The foreplay to next month’s G20 summit is degenerating into a buck-passing exercise rather than crafting a Grand Bargain to save the world economy and regulate capitalism.
The industrialized powers do not agree on how to arrest the steep slide in output, how to handle collapsing banks, how much market regulation is needed, how to reach a world trade deal and prevent protectionism, or how to redistribute power to emerging nations in exchange for their money.
At this rate, the April 2 London summit — U.S. President Barack Obama’s global economic debut — is highly unlikely to restore confidence.
The United States says other countries must follow its lead and spend more on a fiscal stimulus to boost demand. It is turning a deaf ear to calls for radical financial regulation. Euro zone finance ministers, anxious to preserve the budget discipline that underpins their common currency, are refusing to pile up more debt before their current stimulus efforts have taken effect.
The EU seeks a doubling to $500 billion of the International Monetary Fund’s war chest to bail out countries in trouble, including in eastern Europe, and it wants China, Saudi Arabia, Russia and others to pay most of the tab. Yet there is little sign the Europeans are willing to accept a diminution of their IMF seats and votes to make room for the emerging economies.
Washington and London are resisting pressure from France and Germany for mandatory regulation of all financial markets and institutions, including hedge funds and private equity.
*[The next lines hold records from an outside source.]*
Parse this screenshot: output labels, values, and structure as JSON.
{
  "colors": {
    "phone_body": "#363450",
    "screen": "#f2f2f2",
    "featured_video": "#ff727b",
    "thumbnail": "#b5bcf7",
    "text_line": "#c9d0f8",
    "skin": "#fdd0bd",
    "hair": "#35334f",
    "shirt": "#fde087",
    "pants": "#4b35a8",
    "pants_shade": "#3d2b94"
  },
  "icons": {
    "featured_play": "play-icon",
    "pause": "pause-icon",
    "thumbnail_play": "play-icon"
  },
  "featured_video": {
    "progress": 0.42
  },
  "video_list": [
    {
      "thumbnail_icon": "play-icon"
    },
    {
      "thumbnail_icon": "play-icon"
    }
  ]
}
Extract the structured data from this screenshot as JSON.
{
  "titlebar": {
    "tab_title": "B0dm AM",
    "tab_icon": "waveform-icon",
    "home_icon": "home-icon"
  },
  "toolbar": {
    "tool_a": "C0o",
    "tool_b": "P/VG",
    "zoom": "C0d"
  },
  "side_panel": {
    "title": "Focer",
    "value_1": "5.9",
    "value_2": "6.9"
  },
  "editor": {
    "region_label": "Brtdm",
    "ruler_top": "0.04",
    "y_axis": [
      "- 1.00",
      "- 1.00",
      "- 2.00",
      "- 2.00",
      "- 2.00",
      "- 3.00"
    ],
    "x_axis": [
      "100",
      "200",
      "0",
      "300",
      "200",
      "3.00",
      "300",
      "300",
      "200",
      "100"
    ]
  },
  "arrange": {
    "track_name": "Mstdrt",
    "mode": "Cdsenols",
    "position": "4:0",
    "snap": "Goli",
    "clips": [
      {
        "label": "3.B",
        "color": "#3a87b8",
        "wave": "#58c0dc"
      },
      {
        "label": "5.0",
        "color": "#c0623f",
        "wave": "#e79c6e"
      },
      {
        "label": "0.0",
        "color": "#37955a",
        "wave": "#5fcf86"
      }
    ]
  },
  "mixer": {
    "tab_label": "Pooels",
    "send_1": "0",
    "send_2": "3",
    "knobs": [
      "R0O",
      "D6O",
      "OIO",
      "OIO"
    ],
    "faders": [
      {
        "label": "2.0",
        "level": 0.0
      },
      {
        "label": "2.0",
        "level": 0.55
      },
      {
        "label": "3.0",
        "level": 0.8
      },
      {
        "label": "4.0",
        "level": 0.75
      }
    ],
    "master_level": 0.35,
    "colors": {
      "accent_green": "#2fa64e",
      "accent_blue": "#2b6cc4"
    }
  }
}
The key trade-offs required involve Germany and China pumping more public money into their economies to boost demand in return for the United States and Britain accepting global rules for regulation of all markets; and the industrialized nations agreeing to yield more power to emerging countries in the IMF, and welcome them into the Financial Stability Forum, in exchange for contributions to bolster the bail-out fund and acceptance of an ambitious world trade liberalization deal.
One of the few items on which there is at least rhetorical agreement is a crackdown on tax havens. This is politically useful to show concern for social justice (and improve revenue collection) at a time when unprecedented amounts of taxpayers’ money are being poured into salvaging banks. But it is hardly the central priority in overcoming the worst financial crisis since the Great Depression.
G20 finance ministers must make substantial progress this week toward a Grand Bargain encompassing a coordinated fiscal stimulus, financial regulation, progress on trade, more money for the IMF and more say for the emerging nations.
Otherwise the London summit may go down in history as a milestone on the descent into depression.